## [Task to complete]
Report how many lines in the following entries contain "description". Nothing else should be given.

## [Entries supplied]
● ● ●

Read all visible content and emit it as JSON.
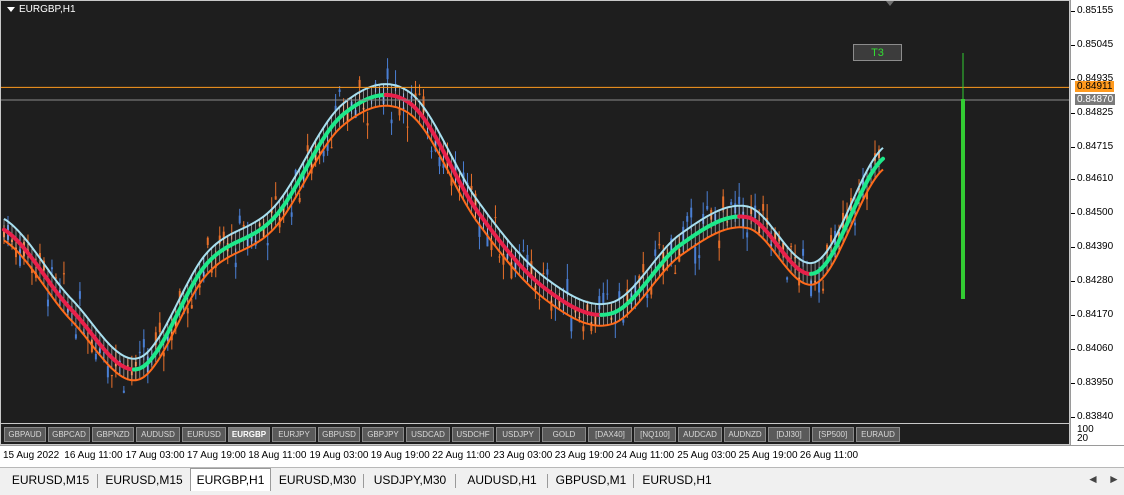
{
  "chart": {
    "title": "EURGBP,H1",
    "signal_label": "T3"
  },
  "price_axis": {
    "labels": [
      {
        "value": 0.85155,
        "text": "0.85155"
      },
      {
        "value": 0.85045,
        "text": "0.85045"
      },
      {
        "value": 0.84935,
        "text": "0.84935"
      },
      {
        "value": 0.84825,
        "text": "0.84825"
      },
      {
        "value": 0.84715,
        "text": "0.84715"
      },
      {
        "value": 0.8461,
        "text": "0.84610"
      },
      {
        "value": 0.845,
        "text": "0.84500"
      },
      {
        "value": 0.8439,
        "text": "0.84390"
      },
      {
        "value": 0.8428,
        "text": "0.84280"
      },
      {
        "value": 0.8417,
        "text": "0.84170"
      },
      {
        "value": 0.8406,
        "text": "0.84060"
      },
      {
        "value": 0.8395,
        "text": "0.83950"
      },
      {
        "value": 0.8384,
        "text": "0.83840"
      }
    ],
    "current_price": {
      "value": 0.84911,
      "text": "0.84911",
      "bg": "#ff9a1e"
    },
    "secondary_price": {
      "value": 0.8487,
      "text": "0.84870",
      "bg": "#7a7a7a"
    }
  },
  "volume_axis": {
    "high": "100",
    "low": "20"
  },
  "time_axis": {
    "labels": [
      "15 Aug 2022",
      "16 Aug 11:00",
      "17 Aug 03:00",
      "17 Aug 19:00",
      "18 Aug 11:00",
      "19 Aug 03:00",
      "19 Aug 19:00",
      "22 Aug 11:00",
      "23 Aug 03:00",
      "23 Aug 19:00",
      "24 Aug 11:00",
      "25 Aug 03:00",
      "25 Aug 19:00",
      "26 Aug 11:00"
    ]
  },
  "symbol_buttons": [
    {
      "label": "GBPAUD",
      "active": false
    },
    {
      "label": "GBPCAD",
      "active": false
    },
    {
      "label": "GBPNZD",
      "active": false
    },
    {
      "label": "AUDUSD",
      "active": false
    },
    {
      "label": "EURUSD",
      "active": false
    },
    {
      "label": "EURGBP",
      "active": true
    },
    {
      "label": "EURJPY",
      "active": false
    },
    {
      "label": "GBPUSD",
      "active": false
    },
    {
      "label": "GBPJPY",
      "active": false
    },
    {
      "label": "USDCAD",
      "active": false
    },
    {
      "label": "USDCHF",
      "active": false
    },
    {
      "label": "USDJPY",
      "active": false
    },
    {
      "label": "GOLD",
      "active": false
    },
    {
      "label": "[DAX40]",
      "active": false
    },
    {
      "label": "[NQ100]",
      "active": false
    },
    {
      "label": "AUDCAD",
      "active": false
    },
    {
      "label": "AUDNZD",
      "active": false
    },
    {
      "label": "[DJI30]",
      "active": false
    },
    {
      "label": "[SP500]",
      "active": false
    },
    {
      "label": "EURAUD",
      "active": false
    }
  ],
  "tabs": [
    {
      "label": "EURUSD,M15",
      "active": false
    },
    {
      "label": "EURUSD,M15",
      "active": false
    },
    {
      "label": "EURGBP,H1",
      "active": true
    },
    {
      "label": "EURUSD,M30",
      "active": false
    },
    {
      "label": "USDJPY,M30",
      "active": false
    },
    {
      "label": "AUDUSD,H1",
      "active": false
    },
    {
      "label": "GBPUSD,M1",
      "active": false
    },
    {
      "label": "EURUSD,H1",
      "active": false
    }
  ],
  "tab_arrows": {
    "left": "◄",
    "right": "►"
  },
  "colors": {
    "background": "#1e1e1e",
    "bull_candle": "#4a7fd4",
    "bear_candle": "#e8702a",
    "upper_band": "#a8e0f0",
    "lower_band": "#ff6a1a",
    "mid_up": "#1de88a",
    "mid_down": "#e8204a",
    "price_line": "#ff9a1e",
    "signal_bar": "#33cc33"
  },
  "chart_data": {
    "type": "line",
    "ylim": [
      0.83795,
      0.85185
    ],
    "series": [
      {
        "role": "midline",
        "values": [
          {
            "time": "15 Aug 2022",
            "price": 0.8445
          },
          {
            "time": "16 Aug 11:00",
            "price": 0.8419
          },
          {
            "time": "17 Aug 03:00",
            "price": 0.84
          },
          {
            "time": "17 Aug 19:00",
            "price": 0.8434
          },
          {
            "time": "18 Aug 11:00",
            "price": 0.8449
          },
          {
            "time": "19 Aug 03:00",
            "price": 0.8482
          },
          {
            "time": "19 Aug 19:00",
            "price": 0.8486
          },
          {
            "time": "22 Aug 11:00",
            "price": 0.8451
          },
          {
            "time": "23 Aug 03:00",
            "price": 0.8426
          },
          {
            "time": "23 Aug 19:00",
            "price": 0.8418
          },
          {
            "time": "24 Aug 11:00",
            "price": 0.844
          },
          {
            "time": "25 Aug 03:00",
            "price": 0.8449
          },
          {
            "time": "25 Aug 19:00",
            "price": 0.8431
          },
          {
            "time": "26 Aug 11:00",
            "price": 0.8468
          }
        ]
      }
    ]
  }
}
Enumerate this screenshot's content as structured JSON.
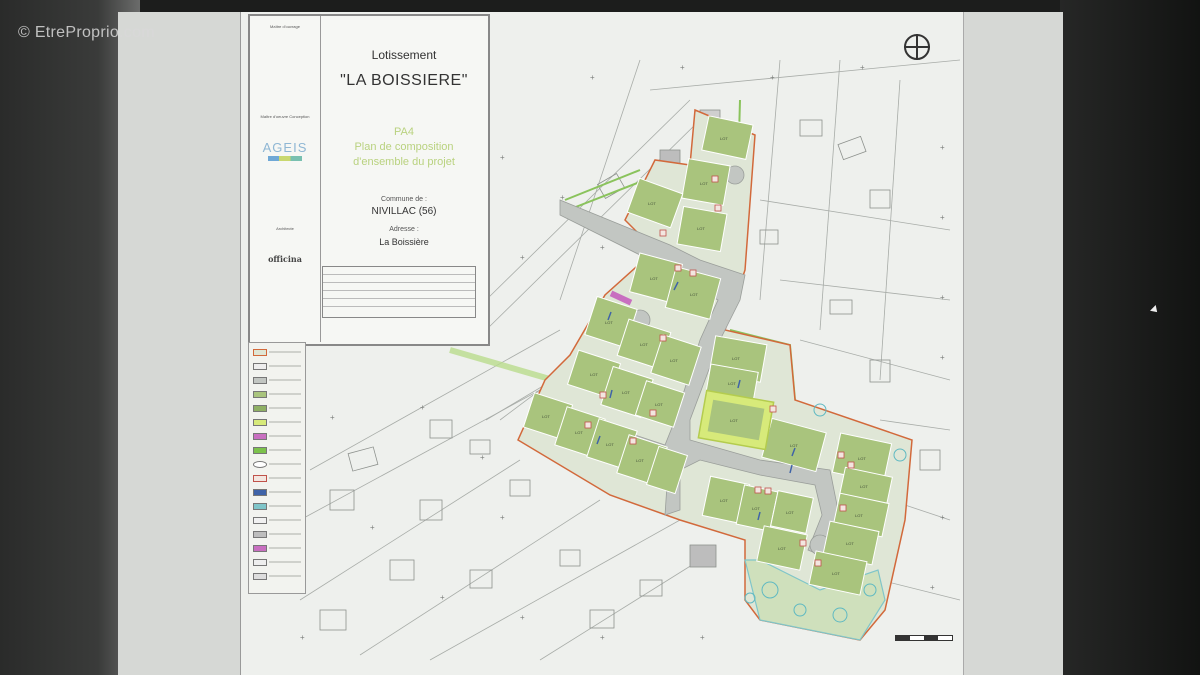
{
  "watermark": "© EtreProprio.com",
  "cartouche": {
    "maitre_ouvrage": "Maître d'ouvrage",
    "maitre_oeuvre": "Maître d'oeuvre Conception",
    "architecte": "Architecte",
    "agies_logo": "AGEIS",
    "officina_logo": "officina",
    "title_line1": "Lotissement",
    "title_line2": "\"LA BOISSIERE\"",
    "doc_code": "PA4",
    "doc_desc_line1": "Plan de composition",
    "doc_desc_line2": "d'ensemble du projet",
    "commune_label": "Commune de :",
    "commune_value": "NIVILLAC (56)",
    "adresse_label": "Adresse :",
    "adresse_value": "La Boissière"
  },
  "colors": {
    "lot_fill": "#a9c47d",
    "lot_dark": "#8fb064",
    "boundary": "#d2693b",
    "green_edge": "#7cc24c",
    "road": "#c2c6c2",
    "sheet": "#eef0ed"
  },
  "icons": {
    "north": "north-arrow-icon",
    "cursor": "mouse-cursor-icon"
  }
}
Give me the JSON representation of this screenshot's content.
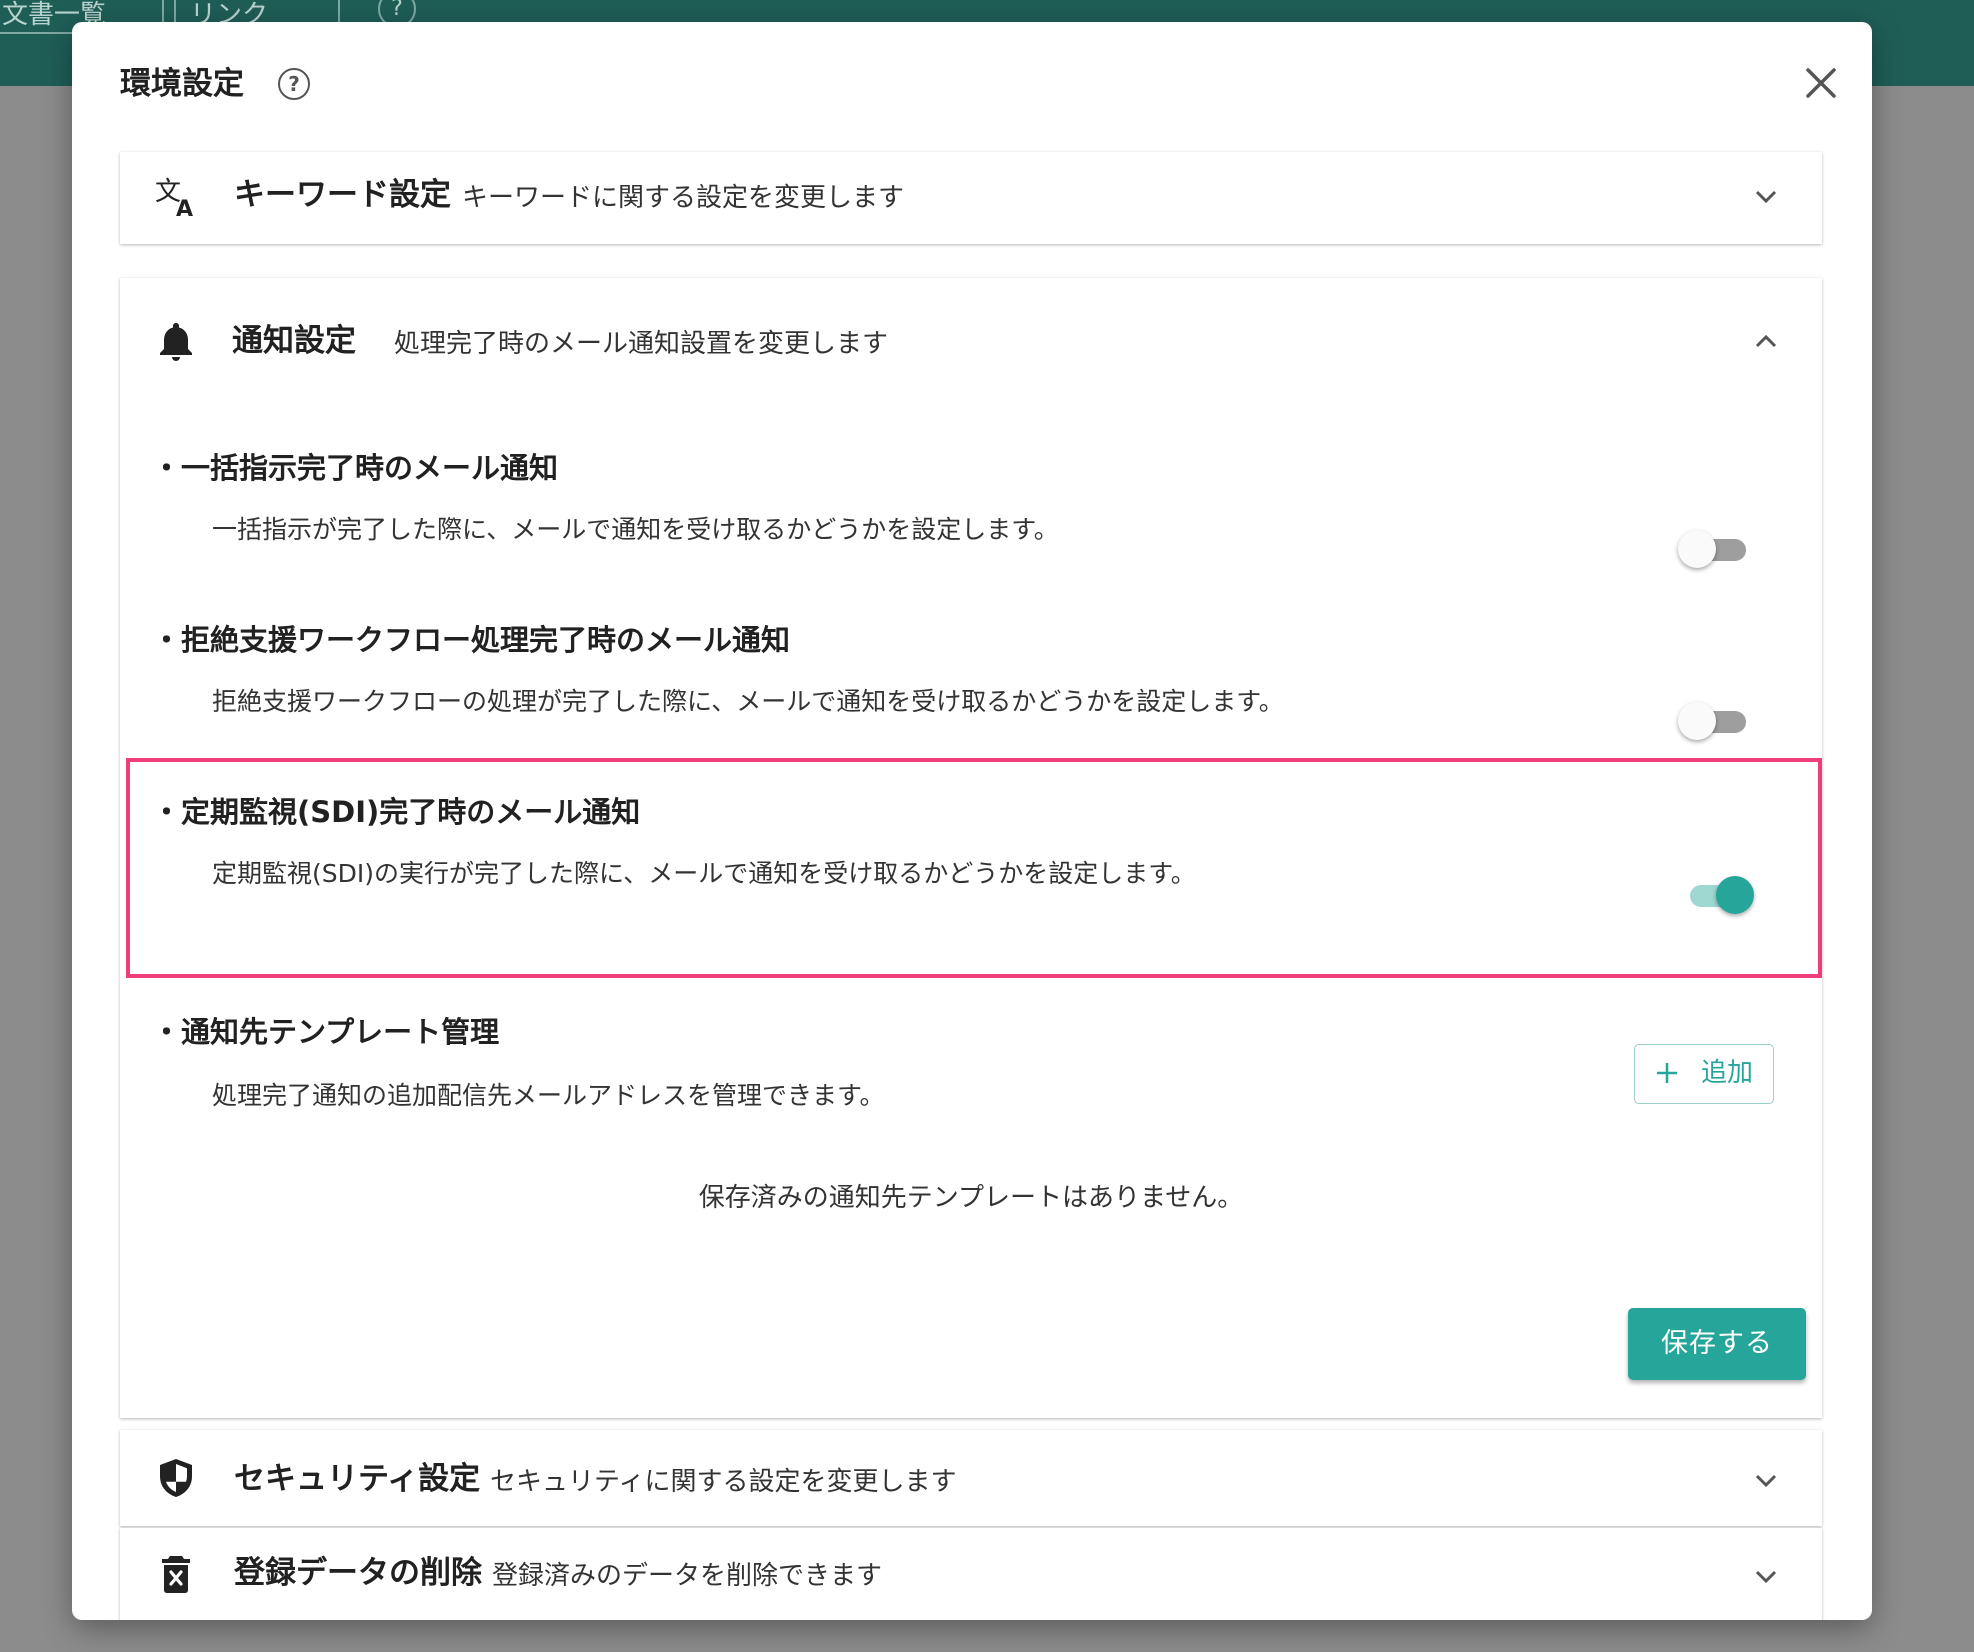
{
  "background_app": {
    "tabs": [
      "文書一覧",
      "リンク"
    ],
    "help_glyph": "?"
  },
  "dialog": {
    "title": "環境設定",
    "help_glyph": "?",
    "close_icon": "close-icon"
  },
  "sections": {
    "keyword": {
      "title": "キーワード設定",
      "description": "キーワードに関する設定を変更します",
      "icon": "translate-icon",
      "expanded": false
    },
    "notification": {
      "title": "通知設定",
      "description": "処理完了時のメール通知設置を変更します",
      "icon": "bell-icon",
      "expanded": true,
      "items": [
        {
          "title": "一括指示完了時のメール通知",
          "description": "一括指示が完了した際に、メールで通知を受け取るかどうかを設定します。",
          "enabled": false
        },
        {
          "title": "拒絶支援ワークフロー処理完了時のメール通知",
          "description": "拒絶支援ワークフローの処理が完了した際に、メールで通知を受け取るかどうかを設定します。",
          "enabled": false
        },
        {
          "title": "定期監視(SDI)完了時のメール通知",
          "description": "定期監視(SDI)の実行が完了した際に、メールで通知を受け取るかどうかを設定します。",
          "enabled": true
        }
      ],
      "template": {
        "title": "通知先テンプレート管理",
        "description": "処理完了通知の追加配信先メールアドレスを管理できます。",
        "add_label": "追加",
        "empty_message": "保存済みの通知先テンプレートはありません。"
      },
      "save_label": "保存する"
    },
    "security": {
      "title": "セキュリティ設定",
      "description": "セキュリティに関する設定を変更します",
      "icon": "shield-icon",
      "expanded": false
    },
    "delete_data": {
      "title": "登録データの削除",
      "description": "登録済みのデータを削除できます",
      "icon": "delete-icon",
      "expanded": false
    }
  },
  "colors": {
    "accent": "#26a69a",
    "highlight": "#ef3d78",
    "app_bar": "#1f5e57"
  }
}
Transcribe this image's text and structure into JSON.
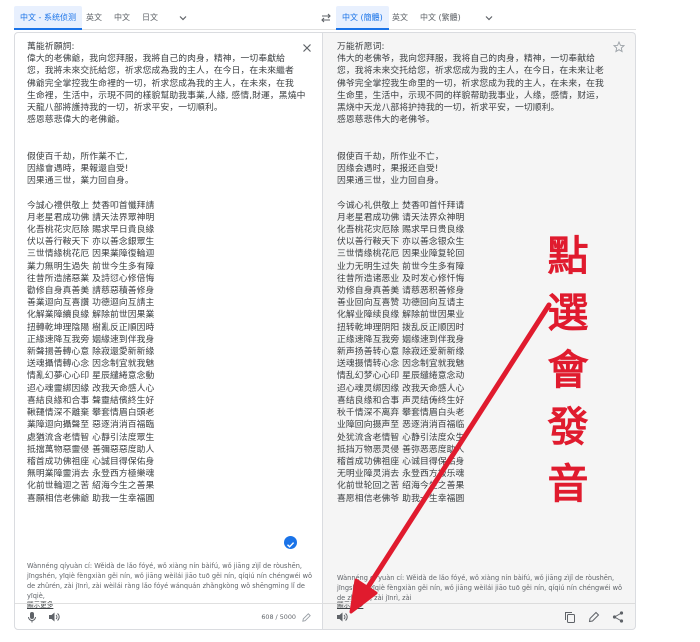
{
  "source_tabs": [
    {
      "label": "中文 - 系统侦测",
      "active": true
    },
    {
      "label": "英文",
      "active": false
    },
    {
      "label": "中文",
      "active": false
    },
    {
      "label": "日文",
      "active": false
    }
  ],
  "target_tabs": [
    {
      "label": "中文 (簡體)",
      "active": true
    },
    {
      "label": "英文",
      "active": false
    },
    {
      "label": "中文 (繁體)",
      "active": false
    }
  ],
  "source_text": "萬能祈願詞:\n偉大的老佛爺，我向您拜服，我將自己的肉身，精神，一切奉獻給\n您，我將未來交託給您，祈求您成為我的主人，在今日，在未來繼者\n佛爺完全掌控我生命裡的一切，祈求您成為我的主人，在未來，在我\n生命裡，生活中，示現不同的樣貌幫助我事業,人緣, 感情,財運，黑燒中\n天龍八部將護持我的一切，祈求平安，一切順利。\n感恩慈悲偉大的老佛爺。\n\n\n假使百千劫，所作業不亡,\n因緣會遇時，果報還自受!\n因果通三世，業力回自身。\n\n今誠心禮供敬上 焚香叩首懺拜請\n月老星君成功佛 請天法界眾神明\n化吾桃花灾厄除 賜求早日貴良緣\n伏以善行鞍天下 亦以善念銀眾生\n三世情緣桃花厄 因果業障復輪迴\n業力無明生過失 前世今生多有障\n往昔所造諸惡業 及詩愆心修倍悔\n勸修自身真善美 請慈惡積善修身\n善業迴向互喜讚 功德迴向互請主\n化解業障續良緣 解除前世因果業\n扭轉乾坤理陰陽 樹亂反正順因時\n正緣速降互我旁 姻緣速到伴我身\n新聲揚善轉心意 除寂還愛新新緣\n送魂攝情轉心念 因念制宜就我魅\n情亂幻夢心心印 星辰繾綣意念動\n迢心魂靈綁因緣 改我天命感人心\n喜結良緣和合事 聲靈結儐終生好\n鞦韆情深不離棄 攀套情眉白頭老\n業障迴向攝聲至 惡逐消消百福臨\n處猶流含老情智 心靜引法度眾生\n抵擋萬物惡靈侵 善彌惡惡度助人\n稽首成功佛祖座 心誠目得保佑身\n無明業障靈消去 永登西方極樂魂\n化前世輪迴之苦 紹海今生之善果\n喜願相信老佛爺 助我一生幸福圓",
  "target_text": "万能祈愿词:\n伟大的老佛爷，我向您拜服，我将自己的肉身，精神，一切奉献给\n您，我将未来交托给您，祈求您成为我的主人，在今日，在未来让老\n佛爷完全掌控我生命里的一切，祈求您成为我的主人，在未来，在我\n生命里，生活中，示现不同的样貌帮助我事业，人缘，感情，财运，\n黑烧中天龙八部将护持我的一切，祈求平安，一切顺利。\n感恩慈悲伟大的老佛爷。\n\n\n假使百千劫，所作业不亡，\n因缘会遇时，果报还自受!\n因果通三世，业力回自身。\n\n今诚心礼供敬上 焚香叩首忏拜请\n月老星君成功佛 请天法界众神明\n化吾桃花灾厄除 赐求早日贵良缘\n伏以善行鞍天下 亦以善念银众生\n三世情缘桃花厄 因果业障复轮回\n业力无明生过失 前世今生多有障\n往昔所造诸恶业 及时发心修忏悔\n劝修自身真善美 请慈恶积善修身\n善业回向互喜赞 功德回向互请主\n化解业障续良缘 解除前世因果业\n扭转乾坤理阴阳 拨乱反正顺因时\n正缘速降互我旁 姻缘速到伴我身\n新声扬善转心意 除寂还爱新新缘\n送魂摄情转心念 因念制宜就我魅\n情乱幻梦心心印 星辰缱绻意念动\n迢心魂灵绑因缘 改我天命感人心\n喜结良缘和合事 声灵结俦终生好\n秋千情深不离弃 攀套情眉白头老\n业障回向摄声至 恶逐消消百福临\n处犹流含老情智 心静引法度众生\n抵挡万物恶灵侵 善弥恶恶度助人\n稽首成功佛祖座 心诚目得保佑身\n无明业障灵消去 永登西方极乐魂\n化前世轮回之苦 绍海今生之善果\n喜愿相信老佛爷 助我一生幸福圆",
  "source_romanization": "Wànnéng qíyuàn cí: Wěidà de lǎo fóyé, wǒ xiàng nín bàifú, wǒ jiāng zìjǐ de ròushēn, jīngshén, yīqiè fèngxiàn gěi nín, wǒ jiāng wèilái jiāo tuō gěi nín, qíqiú nín chéngwéi wǒ de zhǔrén, zài jīnrì, zài wèilái ràng lǎo fóyé wánquán zhǎngkòng wǒ shēngmìng lǐ de yīqiè,",
  "target_romanization": "Wànnéng qí yuàn cí: Wěidà de lǎo fóyé, wǒ xiàng nín bàifú, wǒ jiāng zìjǐ de ròushēn, jīngshén, yīqiè fèngxiàn gěi nín, wǒ jiāng wèilái jiāo tuō gěi nín, qíqiú nín chéngwéi wǒ de zhǔrén, zài jīnrì, zài",
  "show_more_label": "顯示更多",
  "char_count": "608 / 5000",
  "annotation": "點\n選\n會\n發\n音",
  "colors": {
    "accent": "#1a73e8",
    "annotation": "#e01b2e"
  },
  "icons": [
    "swap-icon",
    "close-icon",
    "star-icon",
    "mic-icon",
    "speaker-icon",
    "pencil-icon",
    "copy-icon",
    "share-icon",
    "check-icon",
    "chevron-down-icon"
  ]
}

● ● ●

## [Result of this task]
8